Assignment:
From the first line to the last, restate every record word for word, leaving out the pictures.

Data about app and page elements
________________________________________
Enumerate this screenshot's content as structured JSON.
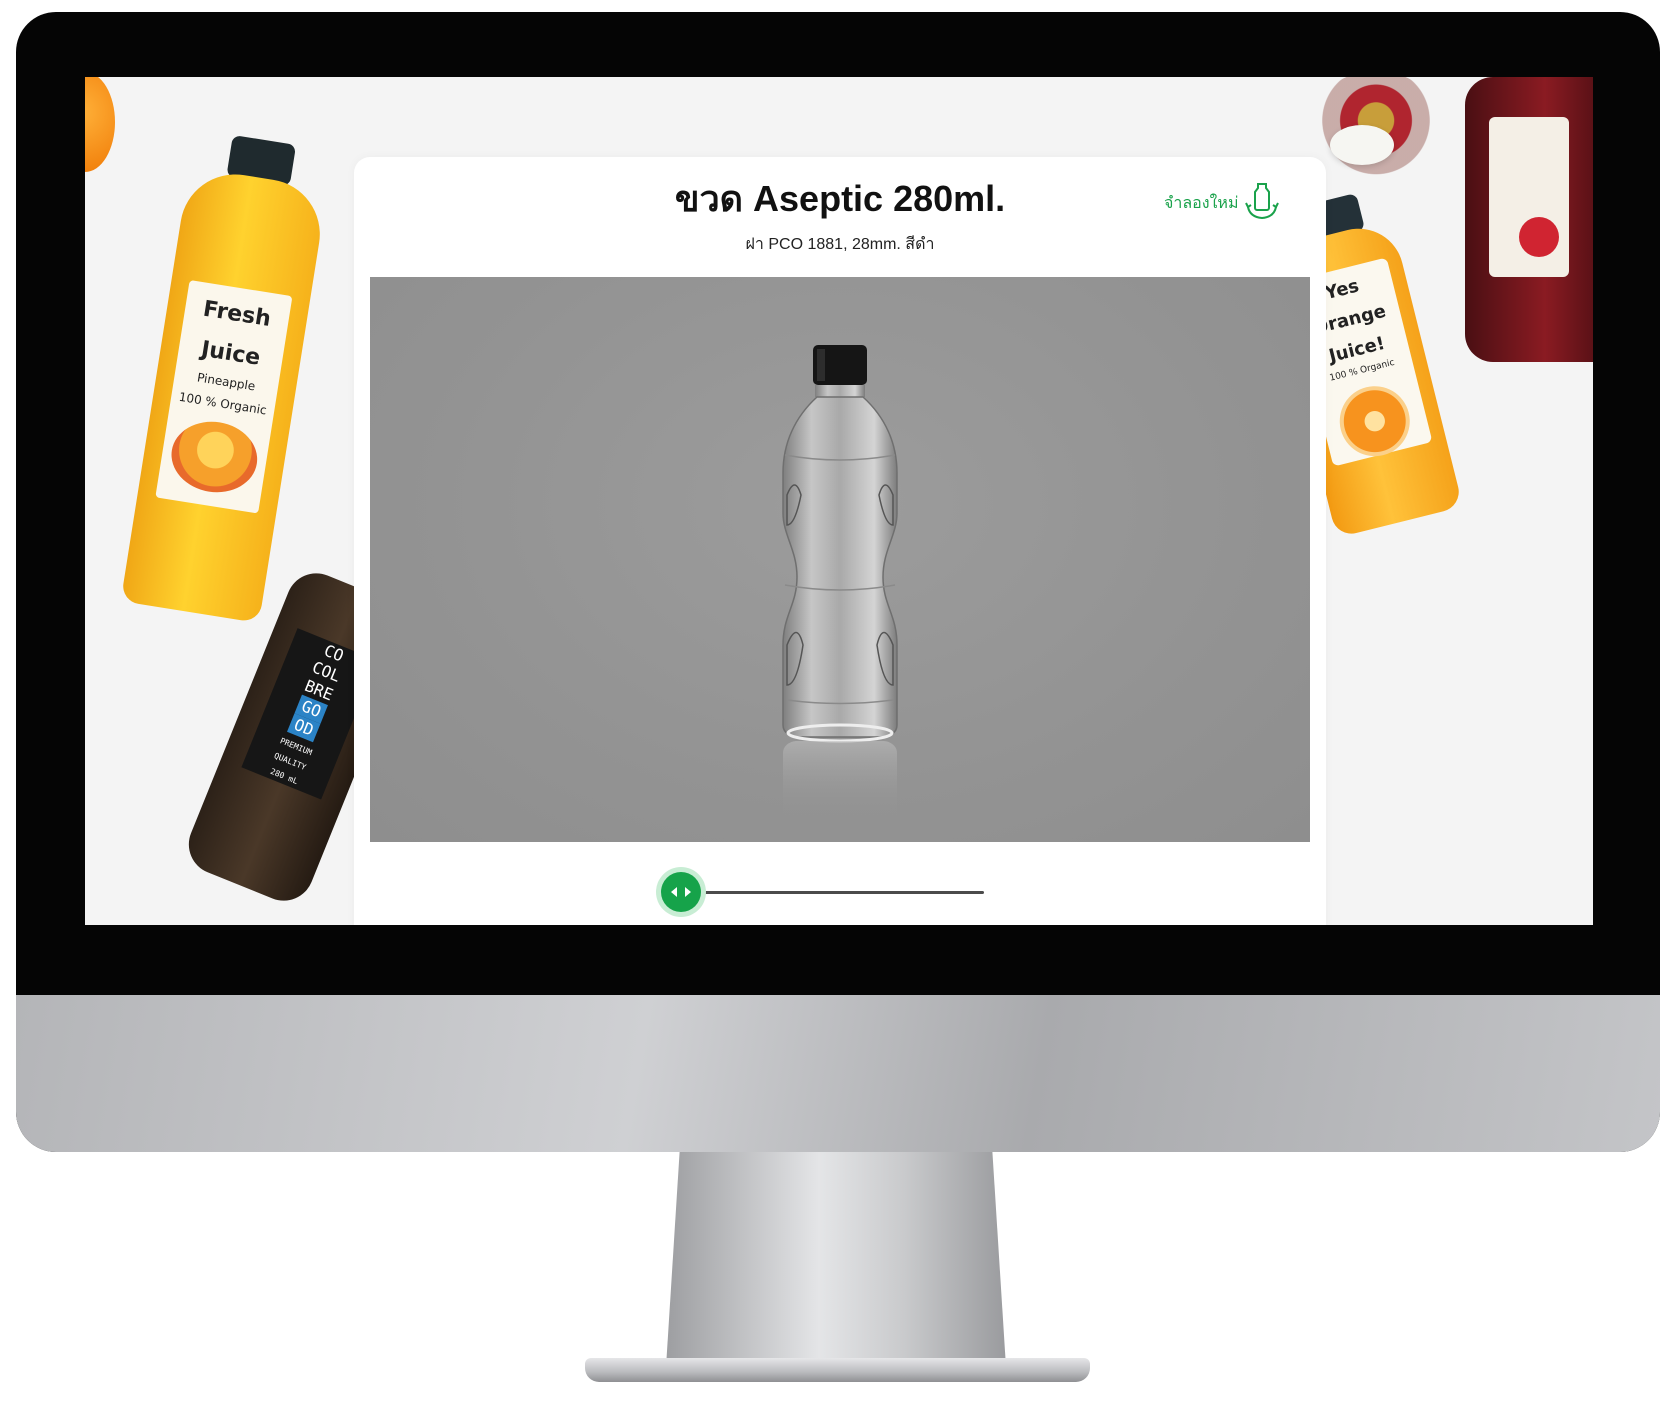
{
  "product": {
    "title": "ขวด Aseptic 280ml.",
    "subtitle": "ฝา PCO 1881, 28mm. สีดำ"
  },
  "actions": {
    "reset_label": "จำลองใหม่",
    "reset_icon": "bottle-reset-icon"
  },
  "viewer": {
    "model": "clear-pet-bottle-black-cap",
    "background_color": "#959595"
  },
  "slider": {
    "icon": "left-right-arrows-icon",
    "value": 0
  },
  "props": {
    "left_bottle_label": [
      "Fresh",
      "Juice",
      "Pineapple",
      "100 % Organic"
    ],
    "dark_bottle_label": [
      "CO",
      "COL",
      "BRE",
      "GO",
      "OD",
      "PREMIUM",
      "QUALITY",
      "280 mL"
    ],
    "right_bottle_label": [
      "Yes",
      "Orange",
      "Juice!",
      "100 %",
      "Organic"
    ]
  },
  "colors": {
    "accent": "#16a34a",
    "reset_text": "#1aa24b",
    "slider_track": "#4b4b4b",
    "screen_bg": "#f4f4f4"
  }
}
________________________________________
Answer space:
Enumerate this screenshot's content as structured JSON.
{
  "product": {
    "title": "ขวด Aseptic 280ml.",
    "subtitle": "ฝา PCO 1881, 28mm. สีดำ"
  },
  "actions": {
    "reset_label": "จำลองใหม่",
    "reset_icon": "bottle-reset-icon"
  },
  "viewer": {
    "model": "clear-pet-bottle-black-cap",
    "background_color": "#959595"
  },
  "slider": {
    "icon": "left-right-arrows-icon",
    "value": 0
  },
  "props": {
    "left_bottle_label": [
      "Fresh",
      "Juice",
      "Pineapple",
      "100 % Organic"
    ],
    "dark_bottle_label": [
      "CO",
      "COL",
      "BRE",
      "GO",
      "OD",
      "PREMIUM",
      "QUALITY",
      "280 mL"
    ],
    "right_bottle_label": [
      "Yes",
      "Orange",
      "Juice!",
      "100 %",
      "Organic"
    ]
  },
  "colors": {
    "accent": "#16a34a",
    "reset_text": "#1aa24b",
    "slider_track": "#4b4b4b",
    "screen_bg": "#f4f4f4"
  }
}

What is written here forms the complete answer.